Published on Thursday, January 15, 2004 by the New York Times
Bush Plan to Honor Dr. King Stirs Criticism
by Jeffrey Gettleman and Ariel Hart
ATLANTA, Jan. 15 — When President Bill Clinton came to town on the Rev. Dr. Martin Luther King Jr.'s birthday, crowds poured into the streets to watch him lay a wreath at the foot of Dr. King's grave.
Many of Atlanta's civil rights leaders are outraged about Mr. Bush's planned visit to commemorate Dr. King's 75th birthday and are using the occasion for protests. Already, they have marched with bullhorns, signs and thumping drums, shouting for the president to stay away.
"His administration has never supported anything to help the poor, education, or children," said the Rev. Raphael Allen, vice president of programs at Concerned Black Clergy. "It's all about isolationism and greed for the upper class. That's not promoting the legacy of Dr. King."
Many demonstrators asked how Mr. Bush, who pushed for war in Iraq, could champion Dr. King, who stood for nonviolent resistance.

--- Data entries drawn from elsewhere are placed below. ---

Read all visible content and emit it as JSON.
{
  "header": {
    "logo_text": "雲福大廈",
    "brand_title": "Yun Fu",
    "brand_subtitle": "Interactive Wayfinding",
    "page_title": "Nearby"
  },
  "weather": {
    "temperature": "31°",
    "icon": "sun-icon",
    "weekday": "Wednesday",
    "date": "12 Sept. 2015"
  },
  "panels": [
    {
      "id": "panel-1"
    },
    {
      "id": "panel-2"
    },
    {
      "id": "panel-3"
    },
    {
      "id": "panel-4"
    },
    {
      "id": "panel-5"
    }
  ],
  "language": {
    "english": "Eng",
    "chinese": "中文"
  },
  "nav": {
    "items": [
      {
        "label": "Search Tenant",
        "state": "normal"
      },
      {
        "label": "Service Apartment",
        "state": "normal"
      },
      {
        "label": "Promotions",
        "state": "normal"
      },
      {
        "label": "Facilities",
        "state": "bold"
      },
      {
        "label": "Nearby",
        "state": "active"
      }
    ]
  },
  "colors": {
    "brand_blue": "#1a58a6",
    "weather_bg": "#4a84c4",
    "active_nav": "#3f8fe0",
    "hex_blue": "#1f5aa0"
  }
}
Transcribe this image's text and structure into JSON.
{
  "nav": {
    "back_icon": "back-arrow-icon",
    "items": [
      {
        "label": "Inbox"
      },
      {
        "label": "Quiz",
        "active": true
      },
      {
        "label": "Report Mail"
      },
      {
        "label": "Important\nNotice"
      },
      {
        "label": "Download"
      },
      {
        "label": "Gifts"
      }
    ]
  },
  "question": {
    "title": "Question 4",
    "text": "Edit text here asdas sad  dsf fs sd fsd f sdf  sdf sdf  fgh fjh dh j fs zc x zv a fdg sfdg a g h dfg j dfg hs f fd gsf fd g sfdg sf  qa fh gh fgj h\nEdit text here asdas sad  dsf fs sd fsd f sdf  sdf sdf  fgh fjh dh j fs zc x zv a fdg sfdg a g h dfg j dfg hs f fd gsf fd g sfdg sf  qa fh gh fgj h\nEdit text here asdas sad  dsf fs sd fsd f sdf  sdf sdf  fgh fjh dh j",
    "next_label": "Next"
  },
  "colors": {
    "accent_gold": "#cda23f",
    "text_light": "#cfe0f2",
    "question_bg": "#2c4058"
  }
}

"It's hypocritical," said Minister Mmoja Ajabu of Providence Missionary Baptist Church.
Pointing to Dr. King's tomb, a slab of white marble overlooking a reflecting pool, Mr. Ajabu added, "It's quite possible that Dr. King will get up out of his grave there and say, `What's going on here? You're killing so many people?' "
Civil rights leaders said the hastily planned presidential visit, to be followed by a $2,000-a-person fund-raiser in Atlanta, is interfering with birthday plans. They also said coupling a visit to honor Dr. King with a political fund-raiser was in poor taste.
"It's the epitome of insult," said the Rev. Timothy McDonald, an organizer of the birthday celebrations. "He's really coming here for the fund-raiser. The King wreath was an afterthought."
Because of all the tight security, access to a historic black church near the memorial site will be limited. The church will be the site of a civil rights symposium, and initially, the Secret Service told organizers they would have to cut it short. But after discussions and threats by black leaders to lock themselves in the church, the Secret Service agreed to keep the church open.
Every president since Ronald Reagan has come to Atlanta, the birthplace of Dr. King, to lay a wreath at his grave. When President Clinton came in 1996, he received a standing ovation. But this presidential visit will be different. It seems to have lifted the lid on long-simmering anger many blacks feel toward Mr. Bush. Some Bush policies, including tax cuts mainly benefiting those with higher incomes and cutting back on welfare-type programs, have alienated black voters, analysts say.
"Certainly there's a great deal of hostility among African-Americans," said William Boone, a professor at Clark Atlanta University. "But this event is a very symbolic event in the black community." Dr. Boone added that in the minds of some, Mr. Bush is "trying to co-opt it for his political benefit."
Several civil rights leaders said they felt ambushed by the president's visit because they did not know about it until Saturday, when they read about it in the newspaper. The official holiday is Monday.
"I feel disrespected by the administration and the Secret Service," said the Rev. James Orange, a 61-year-old colleague of Dr. King.
Mr. Orange went on: "On Dr. King's birthday last year, his administration initiated plans to gut affirmative action. Here we are a year later, and the same person who tried to turn back the clock on me wants to use Dr. King's birthday because it's an election year."
Scott McClellan, the White House press secretary, said that Mr. Bush had invited himself, but it is often the case that the White House calls a group and says the president would like to participate in an event.
"My understanding is that we contacted the King Center and specifically asked if it would in any way be disruptive if the president came to honor Dr. King and participate in a wreath-laying ceremony," Mr. McClellan said. "And the King Center indicated that it would not."
The King Center is the official guardian of Dr. King's legacy, and a spokesman at the center said the president's visit was welcome.
"We don't have any problems with this," said the spokesman, Robert Vickers. He called the security arrangements a "minor inconvenience."
Those on the streets may disagree. This morning, a stream of civil rights activists marched through Dr. King's old neighborhood, singing spirituals while Buddhist monks banged on drums.
Ghoshu Utsumi, a monk who regularly visits Dr. King's tomb, said: "Dr. King's message is against war and violence. This is the richest country in the world, and there are homeless people everywhere. It is sad that $87 billion is going to war. It is very, very sad."
© Copyright 2004 The New York Times Company